[Page and application data records]
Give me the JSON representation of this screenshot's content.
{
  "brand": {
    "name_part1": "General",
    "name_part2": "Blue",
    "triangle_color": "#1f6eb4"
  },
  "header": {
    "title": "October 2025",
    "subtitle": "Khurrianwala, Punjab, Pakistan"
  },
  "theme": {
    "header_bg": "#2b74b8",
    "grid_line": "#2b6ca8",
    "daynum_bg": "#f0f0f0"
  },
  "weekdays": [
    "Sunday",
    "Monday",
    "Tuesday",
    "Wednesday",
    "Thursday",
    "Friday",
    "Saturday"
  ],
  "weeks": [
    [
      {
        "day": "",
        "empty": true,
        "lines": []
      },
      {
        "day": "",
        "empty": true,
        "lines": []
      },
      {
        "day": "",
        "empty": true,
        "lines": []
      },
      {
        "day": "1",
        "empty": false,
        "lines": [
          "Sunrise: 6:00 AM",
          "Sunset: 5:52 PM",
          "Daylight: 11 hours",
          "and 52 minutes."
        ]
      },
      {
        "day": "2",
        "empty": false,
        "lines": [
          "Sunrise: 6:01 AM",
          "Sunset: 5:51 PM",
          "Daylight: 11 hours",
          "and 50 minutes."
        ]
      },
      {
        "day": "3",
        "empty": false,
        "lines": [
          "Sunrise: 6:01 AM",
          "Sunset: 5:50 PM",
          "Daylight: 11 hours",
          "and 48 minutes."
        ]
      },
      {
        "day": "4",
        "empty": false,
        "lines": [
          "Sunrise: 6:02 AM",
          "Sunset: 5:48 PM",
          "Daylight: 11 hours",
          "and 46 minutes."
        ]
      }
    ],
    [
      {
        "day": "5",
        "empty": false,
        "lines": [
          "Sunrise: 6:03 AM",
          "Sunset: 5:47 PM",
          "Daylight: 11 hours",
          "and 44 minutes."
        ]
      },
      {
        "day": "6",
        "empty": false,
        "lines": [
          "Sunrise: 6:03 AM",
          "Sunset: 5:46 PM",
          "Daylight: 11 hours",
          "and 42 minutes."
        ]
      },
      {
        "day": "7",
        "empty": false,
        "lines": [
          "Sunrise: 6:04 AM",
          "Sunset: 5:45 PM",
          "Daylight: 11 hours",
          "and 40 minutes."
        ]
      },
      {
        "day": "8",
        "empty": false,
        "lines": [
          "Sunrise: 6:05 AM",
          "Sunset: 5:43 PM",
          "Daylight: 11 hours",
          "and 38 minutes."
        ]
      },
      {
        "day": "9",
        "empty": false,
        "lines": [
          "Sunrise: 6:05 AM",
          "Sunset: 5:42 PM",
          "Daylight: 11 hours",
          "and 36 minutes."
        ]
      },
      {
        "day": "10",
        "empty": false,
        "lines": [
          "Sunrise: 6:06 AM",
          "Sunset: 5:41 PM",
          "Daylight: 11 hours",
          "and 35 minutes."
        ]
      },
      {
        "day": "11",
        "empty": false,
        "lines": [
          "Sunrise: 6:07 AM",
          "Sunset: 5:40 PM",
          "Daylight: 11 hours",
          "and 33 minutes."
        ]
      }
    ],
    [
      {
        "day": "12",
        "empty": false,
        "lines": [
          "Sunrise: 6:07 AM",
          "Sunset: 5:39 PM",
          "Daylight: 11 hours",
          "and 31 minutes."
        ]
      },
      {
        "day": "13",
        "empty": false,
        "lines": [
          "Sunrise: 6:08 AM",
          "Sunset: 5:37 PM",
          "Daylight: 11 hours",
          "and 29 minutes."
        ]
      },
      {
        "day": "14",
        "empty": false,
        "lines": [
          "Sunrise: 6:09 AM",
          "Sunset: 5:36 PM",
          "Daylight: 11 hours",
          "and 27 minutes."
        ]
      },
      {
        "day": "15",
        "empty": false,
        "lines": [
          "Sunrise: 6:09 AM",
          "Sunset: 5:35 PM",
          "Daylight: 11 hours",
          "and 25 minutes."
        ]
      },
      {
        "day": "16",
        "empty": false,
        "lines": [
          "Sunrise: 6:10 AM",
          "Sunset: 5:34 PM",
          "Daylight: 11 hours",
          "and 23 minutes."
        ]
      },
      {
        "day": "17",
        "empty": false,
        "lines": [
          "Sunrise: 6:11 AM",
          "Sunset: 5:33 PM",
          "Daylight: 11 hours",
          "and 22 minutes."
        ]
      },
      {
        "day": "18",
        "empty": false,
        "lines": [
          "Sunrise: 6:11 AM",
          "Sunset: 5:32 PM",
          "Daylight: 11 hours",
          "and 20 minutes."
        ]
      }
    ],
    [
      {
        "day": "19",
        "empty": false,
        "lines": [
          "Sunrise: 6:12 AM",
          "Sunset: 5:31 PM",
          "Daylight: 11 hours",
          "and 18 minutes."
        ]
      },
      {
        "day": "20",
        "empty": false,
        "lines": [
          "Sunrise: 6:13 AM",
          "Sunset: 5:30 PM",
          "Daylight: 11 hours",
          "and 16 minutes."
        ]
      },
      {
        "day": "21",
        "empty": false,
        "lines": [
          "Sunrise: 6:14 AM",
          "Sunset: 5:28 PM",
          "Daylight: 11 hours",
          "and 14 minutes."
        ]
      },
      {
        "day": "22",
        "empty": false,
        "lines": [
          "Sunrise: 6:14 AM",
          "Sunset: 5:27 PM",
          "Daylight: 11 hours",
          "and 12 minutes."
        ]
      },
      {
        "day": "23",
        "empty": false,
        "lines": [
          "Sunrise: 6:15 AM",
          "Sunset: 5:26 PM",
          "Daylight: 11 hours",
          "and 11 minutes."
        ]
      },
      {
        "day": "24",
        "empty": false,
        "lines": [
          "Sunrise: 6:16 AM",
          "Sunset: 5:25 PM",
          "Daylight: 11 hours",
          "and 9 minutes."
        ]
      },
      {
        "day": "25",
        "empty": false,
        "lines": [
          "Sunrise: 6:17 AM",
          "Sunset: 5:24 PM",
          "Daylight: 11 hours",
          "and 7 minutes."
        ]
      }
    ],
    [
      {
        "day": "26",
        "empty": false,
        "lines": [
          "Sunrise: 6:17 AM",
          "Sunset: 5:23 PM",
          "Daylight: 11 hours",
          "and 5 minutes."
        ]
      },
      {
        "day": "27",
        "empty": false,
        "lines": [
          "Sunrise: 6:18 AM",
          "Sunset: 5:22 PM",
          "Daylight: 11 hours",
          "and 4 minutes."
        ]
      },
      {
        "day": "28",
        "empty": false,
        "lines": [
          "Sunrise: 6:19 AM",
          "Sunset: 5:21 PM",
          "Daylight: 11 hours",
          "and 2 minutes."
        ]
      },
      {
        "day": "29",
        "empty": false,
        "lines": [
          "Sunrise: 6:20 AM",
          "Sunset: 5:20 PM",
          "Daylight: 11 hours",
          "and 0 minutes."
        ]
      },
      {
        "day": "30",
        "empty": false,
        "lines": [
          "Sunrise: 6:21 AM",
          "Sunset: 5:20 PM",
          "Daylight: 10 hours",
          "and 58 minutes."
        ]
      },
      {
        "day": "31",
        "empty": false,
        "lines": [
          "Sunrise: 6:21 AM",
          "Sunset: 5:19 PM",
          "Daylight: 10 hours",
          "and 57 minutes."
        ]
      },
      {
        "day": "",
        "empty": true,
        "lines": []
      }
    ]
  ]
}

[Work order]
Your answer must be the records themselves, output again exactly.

[Response to the task]
Give me the JSON representation of this screenshot's content.
{
  "brand": {
    "name_part1": "General",
    "name_part2": "Blue",
    "triangle_color": "#1f6eb4"
  },
  "header": {
    "title": "October 2025",
    "subtitle": "Khurrianwala, Punjab, Pakistan"
  },
  "theme": {
    "header_bg": "#2b74b8",
    "grid_line": "#2b6ca8",
    "daynum_bg": "#f0f0f0"
  },
  "weekdays": [
    "Sunday",
    "Monday",
    "Tuesday",
    "Wednesday",
    "Thursday",
    "Friday",
    "Saturday"
  ],
  "weeks": [
    [
      {
        "day": "",
        "empty": true,
        "lines": []
      },
      {
        "day": "",
        "empty": true,
        "lines": []
      },
      {
        "day": "",
        "empty": true,
        "lines": []
      },
      {
        "day": "1",
        "empty": false,
        "lines": [
          "Sunrise: 6:00 AM",
          "Sunset: 5:52 PM",
          "Daylight: 11 hours",
          "and 52 minutes."
        ]
      },
      {
        "day": "2",
        "empty": false,
        "lines": [
          "Sunrise: 6:01 AM",
          "Sunset: 5:51 PM",
          "Daylight: 11 hours",
          "and 50 minutes."
        ]
      },
      {
        "day": "3",
        "empty": false,
        "lines": [
          "Sunrise: 6:01 AM",
          "Sunset: 5:50 PM",
          "Daylight: 11 hours",
          "and 48 minutes."
        ]
      },
      {
        "day": "4",
        "empty": false,
        "lines": [
          "Sunrise: 6:02 AM",
          "Sunset: 5:48 PM",
          "Daylight: 11 hours",
          "and 46 minutes."
        ]
      }
    ],
    [
      {
        "day": "5",
        "empty": false,
        "lines": [
          "Sunrise: 6:03 AM",
          "Sunset: 5:47 PM",
          "Daylight: 11 hours",
          "and 44 minutes."
        ]
      },
      {
        "day": "6",
        "empty": false,
        "lines": [
          "Sunrise: 6:03 AM",
          "Sunset: 5:46 PM",
          "Daylight: 11 hours",
          "and 42 minutes."
        ]
      },
      {
        "day": "7",
        "empty": false,
        "lines": [
          "Sunrise: 6:04 AM",
          "Sunset: 5:45 PM",
          "Daylight: 11 hours",
          "and 40 minutes."
        ]
      },
      {
        "day": "8",
        "empty": false,
        "lines": [
          "Sunrise: 6:05 AM",
          "Sunset: 5:43 PM",
          "Daylight: 11 hours",
          "and 38 minutes."
        ]
      },
      {
        "day": "9",
        "empty": false,
        "lines": [
          "Sunrise: 6:05 AM",
          "Sunset: 5:42 PM",
          "Daylight: 11 hours",
          "and 36 minutes."
        ]
      },
      {
        "day": "10",
        "empty": false,
        "lines": [
          "Sunrise: 6:06 AM",
          "Sunset: 5:41 PM",
          "Daylight: 11 hours",
          "and 35 minutes."
        ]
      },
      {
        "day": "11",
        "empty": false,
        "lines": [
          "Sunrise: 6:07 AM",
          "Sunset: 5:40 PM",
          "Daylight: 11 hours",
          "and 33 minutes."
        ]
      }
    ],
    [
      {
        "day": "12",
        "empty": false,
        "lines": [
          "Sunrise: 6:07 AM",
          "Sunset: 5:39 PM",
          "Daylight: 11 hours",
          "and 31 minutes."
        ]
      },
      {
        "day": "13",
        "empty": false,
        "lines": [
          "Sunrise: 6:08 AM",
          "Sunset: 5:37 PM",
          "Daylight: 11 hours",
          "and 29 minutes."
        ]
      },
      {
        "day": "14",
        "empty": false,
        "lines": [
          "Sunrise: 6:09 AM",
          "Sunset: 5:36 PM",
          "Daylight: 11 hours",
          "and 27 minutes."
        ]
      },
      {
        "day": "15",
        "empty": false,
        "lines": [
          "Sunrise: 6:09 AM",
          "Sunset: 5:35 PM",
          "Daylight: 11 hours",
          "and 25 minutes."
        ]
      },
      {
        "day": "16",
        "empty": false,
        "lines": [
          "Sunrise: 6:10 AM",
          "Sunset: 5:34 PM",
          "Daylight: 11 hours",
          "and 23 minutes."
        ]
      },
      {
        "day": "17",
        "empty": false,
        "lines": [
          "Sunrise: 6:11 AM",
          "Sunset: 5:33 PM",
          "Daylight: 11 hours",
          "and 22 minutes."
        ]
      },
      {
        "day": "18",
        "empty": false,
        "lines": [
          "Sunrise: 6:11 AM",
          "Sunset: 5:32 PM",
          "Daylight: 11 hours",
          "and 20 minutes."
        ]
      }
    ],
    [
      {
        "day": "19",
        "empty": false,
        "lines": [
          "Sunrise: 6:12 AM",
          "Sunset: 5:31 PM",
          "Daylight: 11 hours",
          "and 18 minutes."
        ]
      },
      {
        "day": "20",
        "empty": false,
        "lines": [
          "Sunrise: 6:13 AM",
          "Sunset: 5:30 PM",
          "Daylight: 11 hours",
          "and 16 minutes."
        ]
      },
      {
        "day": "21",
        "empty": false,
        "lines": [
          "Sunrise: 6:14 AM",
          "Sunset: 5:28 PM",
          "Daylight: 11 hours",
          "and 14 minutes."
        ]
      },
      {
        "day": "22",
        "empty": false,
        "lines": [
          "Sunrise: 6:14 AM",
          "Sunset: 5:27 PM",
          "Daylight: 11 hours",
          "and 12 minutes."
        ]
      },
      {
        "day": "23",
        "empty": false,
        "lines": [
          "Sunrise: 6:15 AM",
          "Sunset: 5:26 PM",
          "Daylight: 11 hours",
          "and 11 minutes."
        ]
      },
      {
        "day": "24",
        "empty": false,
        "lines": [
          "Sunrise: 6:16 AM",
          "Sunset: 5:25 PM",
          "Daylight: 11 hours",
          "and 9 minutes."
        ]
      },
      {
        "day": "25",
        "empty": false,
        "lines": [
          "Sunrise: 6:17 AM",
          "Sunset: 5:24 PM",
          "Daylight: 11 hours",
          "and 7 minutes."
        ]
      }
    ],
    [
      {
        "day": "26",
        "empty": false,
        "lines": [
          "Sunrise: 6:17 AM",
          "Sunset: 5:23 PM",
          "Daylight: 11 hours",
          "and 5 minutes."
        ]
      },
      {
        "day": "27",
        "empty": false,
        "lines": [
          "Sunrise: 6:18 AM",
          "Sunset: 5:22 PM",
          "Daylight: 11 hours",
          "and 4 minutes."
        ]
      },
      {
        "day": "28",
        "empty": false,
        "lines": [
          "Sunrise: 6:19 AM",
          "Sunset: 5:21 PM",
          "Daylight: 11 hours",
          "and 2 minutes."
        ]
      },
      {
        "day": "29",
        "empty": false,
        "lines": [
          "Sunrise: 6:20 AM",
          "Sunset: 5:20 PM",
          "Daylight: 11 hours",
          "and 0 minutes."
        ]
      },
      {
        "day": "30",
        "empty": false,
        "lines": [
          "Sunrise: 6:21 AM",
          "Sunset: 5:20 PM",
          "Daylight: 10 hours",
          "and 58 minutes."
        ]
      },
      {
        "day": "31",
        "empty": false,
        "lines": [
          "Sunrise: 6:21 AM",
          "Sunset: 5:19 PM",
          "Daylight: 10 hours",
          "and 57 minutes."
        ]
      },
      {
        "day": "",
        "empty": true,
        "lines": []
      }
    ]
  ]
}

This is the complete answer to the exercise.